Before Fidel Castro took power on January 1, 1959 in a guerrilla uprising, Cuba was a U.S. playground where Americans swilled booze during Prohibition and gambled and partied the night away in Mafia-built casinos and nightclubs in the 1950s.
They came in boats and planes, and ferries carried them back and forth across the Straits of Florida from Key West. They filled up Havana hotels like the Plaza and the Inglaterra and hung out at Sloppy Joe’s bar or the Tropicana night club.
In 2007, Cuban government figures show just 40,000 people visited from the United States, although the overall figure is said to be far higher because many come to the island through other countries on visits that are illegal under U.S. law.
By comparison, 660,000 came from Canada, the top supplier of tourists to the island, followed by Europe.
Opponents of the Cuba embargo hope more American visitors could open up future opportunities for U.S. investors in a Cuban market now dominated by Europeans and Canadians.
“I think there’s going to be a lot more pressure from the likes of Marriott and Hyatt and Starwood and others to allow U.S. investment,” said Ashby.
Because of its proximity, travel experts say it is inevitable the United States will one day dominate Cuba tourism again.
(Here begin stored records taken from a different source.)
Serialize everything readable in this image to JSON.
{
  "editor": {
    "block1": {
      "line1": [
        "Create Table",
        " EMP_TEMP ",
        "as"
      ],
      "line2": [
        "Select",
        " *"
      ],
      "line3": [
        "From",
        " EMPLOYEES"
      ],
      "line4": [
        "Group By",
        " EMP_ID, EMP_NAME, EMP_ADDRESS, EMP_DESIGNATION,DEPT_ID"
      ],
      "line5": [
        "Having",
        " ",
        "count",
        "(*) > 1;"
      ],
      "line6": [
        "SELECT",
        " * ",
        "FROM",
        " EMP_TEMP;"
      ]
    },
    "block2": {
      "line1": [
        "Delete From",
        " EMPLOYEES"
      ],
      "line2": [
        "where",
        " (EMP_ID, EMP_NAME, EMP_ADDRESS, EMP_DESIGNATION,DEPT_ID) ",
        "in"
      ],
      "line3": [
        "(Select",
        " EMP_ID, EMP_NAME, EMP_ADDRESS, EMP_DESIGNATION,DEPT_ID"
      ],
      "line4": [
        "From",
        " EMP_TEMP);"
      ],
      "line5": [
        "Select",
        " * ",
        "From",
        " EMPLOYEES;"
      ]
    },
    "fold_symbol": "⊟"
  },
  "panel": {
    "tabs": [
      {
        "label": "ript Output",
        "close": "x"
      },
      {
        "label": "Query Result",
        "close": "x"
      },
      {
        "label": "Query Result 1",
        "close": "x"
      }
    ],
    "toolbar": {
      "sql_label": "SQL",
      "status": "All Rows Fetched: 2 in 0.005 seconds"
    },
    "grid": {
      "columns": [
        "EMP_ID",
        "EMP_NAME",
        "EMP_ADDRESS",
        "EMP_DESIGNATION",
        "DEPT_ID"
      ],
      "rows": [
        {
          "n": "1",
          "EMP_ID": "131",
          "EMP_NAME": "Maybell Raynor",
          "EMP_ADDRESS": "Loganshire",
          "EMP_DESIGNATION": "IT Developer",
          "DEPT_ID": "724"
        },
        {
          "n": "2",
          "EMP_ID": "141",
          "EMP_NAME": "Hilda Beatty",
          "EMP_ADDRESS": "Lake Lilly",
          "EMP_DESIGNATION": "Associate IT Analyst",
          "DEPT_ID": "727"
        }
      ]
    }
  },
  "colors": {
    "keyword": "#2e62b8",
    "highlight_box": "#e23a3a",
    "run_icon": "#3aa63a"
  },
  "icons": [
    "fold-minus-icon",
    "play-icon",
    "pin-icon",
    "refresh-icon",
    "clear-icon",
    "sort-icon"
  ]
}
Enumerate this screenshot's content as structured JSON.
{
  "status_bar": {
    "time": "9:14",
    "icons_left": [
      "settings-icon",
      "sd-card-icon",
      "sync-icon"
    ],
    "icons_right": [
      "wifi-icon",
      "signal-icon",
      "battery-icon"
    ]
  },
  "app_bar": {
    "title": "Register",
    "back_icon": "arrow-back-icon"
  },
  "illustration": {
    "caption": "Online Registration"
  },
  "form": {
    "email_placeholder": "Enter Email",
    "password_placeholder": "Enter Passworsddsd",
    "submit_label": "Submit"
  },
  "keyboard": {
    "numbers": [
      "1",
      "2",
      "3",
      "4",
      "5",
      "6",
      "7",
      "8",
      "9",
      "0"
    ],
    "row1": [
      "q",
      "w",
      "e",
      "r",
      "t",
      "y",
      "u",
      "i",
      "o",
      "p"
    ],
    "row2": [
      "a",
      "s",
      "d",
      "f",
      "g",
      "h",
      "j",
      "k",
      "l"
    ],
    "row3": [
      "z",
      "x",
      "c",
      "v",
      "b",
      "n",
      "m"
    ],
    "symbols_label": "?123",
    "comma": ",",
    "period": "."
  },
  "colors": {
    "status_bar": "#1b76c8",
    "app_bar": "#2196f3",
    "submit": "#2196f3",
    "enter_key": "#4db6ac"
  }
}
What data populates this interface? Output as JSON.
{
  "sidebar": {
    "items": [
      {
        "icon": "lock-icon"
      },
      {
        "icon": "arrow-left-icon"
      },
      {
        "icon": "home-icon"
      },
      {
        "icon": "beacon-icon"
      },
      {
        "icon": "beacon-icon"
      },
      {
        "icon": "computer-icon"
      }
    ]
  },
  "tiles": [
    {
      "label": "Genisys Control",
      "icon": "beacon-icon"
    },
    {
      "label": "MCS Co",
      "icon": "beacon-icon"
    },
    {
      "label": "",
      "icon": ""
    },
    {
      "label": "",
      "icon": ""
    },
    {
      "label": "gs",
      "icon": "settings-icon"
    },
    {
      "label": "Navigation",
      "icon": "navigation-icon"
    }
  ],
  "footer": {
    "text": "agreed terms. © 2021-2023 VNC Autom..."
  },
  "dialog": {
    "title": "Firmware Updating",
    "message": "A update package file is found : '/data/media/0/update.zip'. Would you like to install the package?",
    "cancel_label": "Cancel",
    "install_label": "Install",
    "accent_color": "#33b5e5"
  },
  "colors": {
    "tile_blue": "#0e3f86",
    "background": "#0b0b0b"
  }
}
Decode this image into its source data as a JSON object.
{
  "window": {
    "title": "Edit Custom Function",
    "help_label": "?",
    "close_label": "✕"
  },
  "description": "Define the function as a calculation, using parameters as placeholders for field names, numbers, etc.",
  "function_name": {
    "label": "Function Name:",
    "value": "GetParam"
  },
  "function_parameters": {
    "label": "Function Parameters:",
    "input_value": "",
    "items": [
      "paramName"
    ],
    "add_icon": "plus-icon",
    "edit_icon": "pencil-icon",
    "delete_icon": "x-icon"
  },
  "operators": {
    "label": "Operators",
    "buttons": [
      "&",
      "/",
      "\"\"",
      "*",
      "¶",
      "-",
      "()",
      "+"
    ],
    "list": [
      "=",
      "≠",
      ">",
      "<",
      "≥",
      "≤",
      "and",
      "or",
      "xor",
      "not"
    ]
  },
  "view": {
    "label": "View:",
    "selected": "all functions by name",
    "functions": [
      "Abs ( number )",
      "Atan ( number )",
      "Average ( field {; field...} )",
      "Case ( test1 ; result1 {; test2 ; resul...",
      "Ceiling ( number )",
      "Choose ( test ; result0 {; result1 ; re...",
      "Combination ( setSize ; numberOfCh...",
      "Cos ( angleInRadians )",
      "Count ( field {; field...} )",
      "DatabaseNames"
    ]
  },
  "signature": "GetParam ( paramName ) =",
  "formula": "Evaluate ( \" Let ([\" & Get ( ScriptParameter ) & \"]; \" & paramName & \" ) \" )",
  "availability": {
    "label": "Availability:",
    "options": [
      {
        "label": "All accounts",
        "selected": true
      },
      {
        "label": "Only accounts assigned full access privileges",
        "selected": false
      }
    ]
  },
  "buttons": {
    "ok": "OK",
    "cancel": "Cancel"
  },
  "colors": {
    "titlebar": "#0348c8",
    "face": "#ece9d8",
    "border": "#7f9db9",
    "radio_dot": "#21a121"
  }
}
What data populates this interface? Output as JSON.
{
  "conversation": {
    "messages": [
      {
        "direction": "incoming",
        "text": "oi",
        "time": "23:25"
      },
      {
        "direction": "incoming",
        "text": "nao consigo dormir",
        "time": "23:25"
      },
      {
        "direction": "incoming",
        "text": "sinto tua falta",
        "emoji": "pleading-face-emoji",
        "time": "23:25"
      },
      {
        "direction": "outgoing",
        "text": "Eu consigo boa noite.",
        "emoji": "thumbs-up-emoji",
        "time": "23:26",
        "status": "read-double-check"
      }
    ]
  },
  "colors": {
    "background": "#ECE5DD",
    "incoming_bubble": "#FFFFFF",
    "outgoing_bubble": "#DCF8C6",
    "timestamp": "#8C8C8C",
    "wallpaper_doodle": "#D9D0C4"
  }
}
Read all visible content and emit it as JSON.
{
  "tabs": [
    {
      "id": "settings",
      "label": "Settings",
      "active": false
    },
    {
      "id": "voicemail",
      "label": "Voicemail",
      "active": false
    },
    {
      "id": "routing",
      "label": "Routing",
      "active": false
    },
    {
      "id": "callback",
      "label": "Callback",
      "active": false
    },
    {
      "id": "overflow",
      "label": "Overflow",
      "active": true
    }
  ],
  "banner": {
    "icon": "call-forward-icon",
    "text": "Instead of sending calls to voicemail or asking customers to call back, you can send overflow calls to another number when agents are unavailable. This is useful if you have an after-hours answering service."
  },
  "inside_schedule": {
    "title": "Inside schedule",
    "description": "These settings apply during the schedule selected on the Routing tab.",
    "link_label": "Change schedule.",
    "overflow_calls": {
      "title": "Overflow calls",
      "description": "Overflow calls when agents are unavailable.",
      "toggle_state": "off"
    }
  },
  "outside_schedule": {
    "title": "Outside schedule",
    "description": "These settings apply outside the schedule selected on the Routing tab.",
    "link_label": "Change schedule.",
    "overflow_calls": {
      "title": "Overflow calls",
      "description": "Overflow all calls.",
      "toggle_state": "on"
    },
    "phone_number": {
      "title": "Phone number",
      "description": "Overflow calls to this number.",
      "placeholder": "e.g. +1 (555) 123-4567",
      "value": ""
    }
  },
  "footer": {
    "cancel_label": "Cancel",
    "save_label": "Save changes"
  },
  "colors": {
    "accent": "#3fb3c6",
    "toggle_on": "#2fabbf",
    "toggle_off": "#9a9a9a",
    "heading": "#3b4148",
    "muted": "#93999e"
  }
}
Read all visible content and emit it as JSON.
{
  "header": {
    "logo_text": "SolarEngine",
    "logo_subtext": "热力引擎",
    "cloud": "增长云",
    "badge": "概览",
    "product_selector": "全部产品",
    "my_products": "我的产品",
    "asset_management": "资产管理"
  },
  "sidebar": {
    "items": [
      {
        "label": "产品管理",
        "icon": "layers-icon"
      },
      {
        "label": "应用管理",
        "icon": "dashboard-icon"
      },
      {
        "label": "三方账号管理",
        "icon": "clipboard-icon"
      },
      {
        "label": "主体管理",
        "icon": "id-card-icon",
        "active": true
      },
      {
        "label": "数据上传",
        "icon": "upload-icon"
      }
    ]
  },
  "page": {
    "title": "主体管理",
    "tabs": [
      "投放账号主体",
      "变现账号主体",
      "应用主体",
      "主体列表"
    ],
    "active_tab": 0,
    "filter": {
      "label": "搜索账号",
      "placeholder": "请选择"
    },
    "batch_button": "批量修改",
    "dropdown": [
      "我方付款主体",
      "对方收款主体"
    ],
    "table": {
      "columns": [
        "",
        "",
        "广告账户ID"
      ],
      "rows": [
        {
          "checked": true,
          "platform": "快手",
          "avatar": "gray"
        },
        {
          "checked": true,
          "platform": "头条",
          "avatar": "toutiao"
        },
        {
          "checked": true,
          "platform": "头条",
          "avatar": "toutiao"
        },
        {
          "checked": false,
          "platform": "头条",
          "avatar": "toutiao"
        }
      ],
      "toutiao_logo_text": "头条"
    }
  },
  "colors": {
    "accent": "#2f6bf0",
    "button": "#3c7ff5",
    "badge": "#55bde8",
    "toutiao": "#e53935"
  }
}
Within 10 years, said one industry source, perhaps 70 percent of the island’s visitors will be American or Canadian.
When that happens, said Nigel Hunt, head of Cubaism Ltd, an Internet travel sales site, Europeans who currently make up about 40 percent of Cuba tourists may go elsewhere.
“If Cuba becomes Americanized, it would probably be less attractive to Europeans ... That’s what makes Cuba interesting, modern American culture is not so pervasive here,” he said.
The possible “Americanization” of Cuba is a selling point in Washington for lifting the travel ban. Supporters say the more Americans who visit the island, the more pressure there will be for an economic and political opening on the island.
While Cuba’s leaders may fret over the prospect of large numbers of Americans arriving, ordinary people in Varadero who depend on tourism for a living seem much less worried.
“Not one person here has anything against the Americans,” said hotel cook and taxi driver Jorge Mendives as he puffed on a cigarette outside the stately Mansion Xanadu hotel, built in the 1920’s by U.S. millionaire Irenee du Pont de Nemours.
“Let them come to Varadero in their boats or whatever because for us the Americans mean one thing — more money”.
Additional reporting by Nelson Acosta, Esteban Israel and Rosa Tania Valdes in Havana and Pascal Fletcher in Miami; Editing by Pascal Fletcher